By Rania El Gamal
BAGHDAD (Reuters) - Iraq's oil police have stepped up patrols to protect installations against a possible surge in al Qaeda attacks as U.S. troops withdraw, the head of the force said on Tuesday.
Multibillion-dollar deals Baghdad signed with energy majors could quadruple oil output capacity to Saudi levels within six years but that depends on the OPEC member securing oilfields, refineries and other vital infrastructure.
Major General Hamid Ibrahim, head of Iraq's energy protection force, said half of all attacks planned by al Qaeda targeted the country's oil sector. His force has so far managed to foil most attempts, he said.
"There is direct targeting of the oil sector ... By the start of the withdrawal there will be attacks not just on oil, but they (insurgents) will try to rattle the situation in the country," he told Reuters in an interview. "We are ready and on alert."
But a bombing attack late on Tuesday on an oil pipeline in the oil hub of Basra raised questions over the ability of the oil police to halt attacks. Three bombs hit a pipeline that transports crude from southern oilfields to storage tanks, setting the pipeline on fire.
Although Iraq took responsibility for the security of its oil sector in 2005, the United States has still been providing aerial surveillance and other support to battle Sunni insurgents and Shi'ite militia, who have plagued the country since the U.S.-led invasion in 2003.
But by the end of December - nearly nine years after the U.S.-led invasion - only a small contingent of civilian trainers and fewer than 200 U.S. military personnel will remain.
The Iraq-Turkey pipeline in the north, which carries around a quarter of Iraq's oil exports, is regularly hit by sabotage, usually blamed on al Qaeda and former members of Saddam Hussein's banned Baath party.
And in early June, militants blew up a storage tank at the Zubair 1 storage facility near Basra, despite tight security.
Ibrahim said Iraqi security forces had foiled more than four plots against the nearby southern Doura refinery and were now coordinating with the Iraqi air force to monitor oil sites and pipelines.
The poorly equipped force has also received Hummer military vehicles and other supplies from U.S. forces as they pack up, he said.
"We used to dream of having a few cars to reinforce our forces, now we have thousands," he said. "Now we have good equipment, guns and bullets. It is a positive thing."
The government has built blast walls and watch towers and installed cameras and is talking to foreign investors such as British major BP to train the force, he said.

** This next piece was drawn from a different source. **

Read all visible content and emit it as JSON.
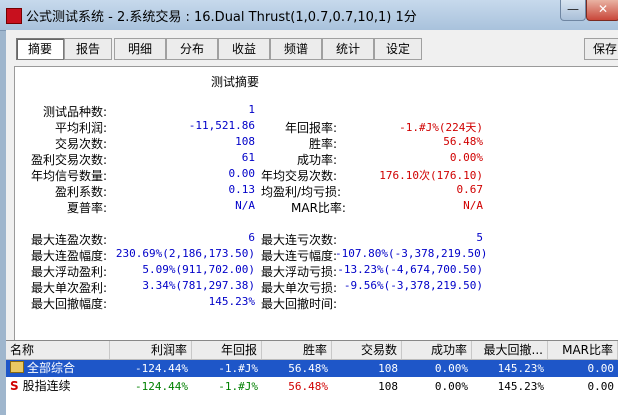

But Ibrahim added that his 40,000-strong force was still stretched, especially in the vast west of the country.
"We have shortages and we can't say we are self-sufficient... The worry that we have now is that some oilfields in the western parts are vast fields," he said.
U.S. officials say that Iraq's oil security forces are up to the task but coincide they need to improve further.
(Editing by Patrick Markey and Ben Harding)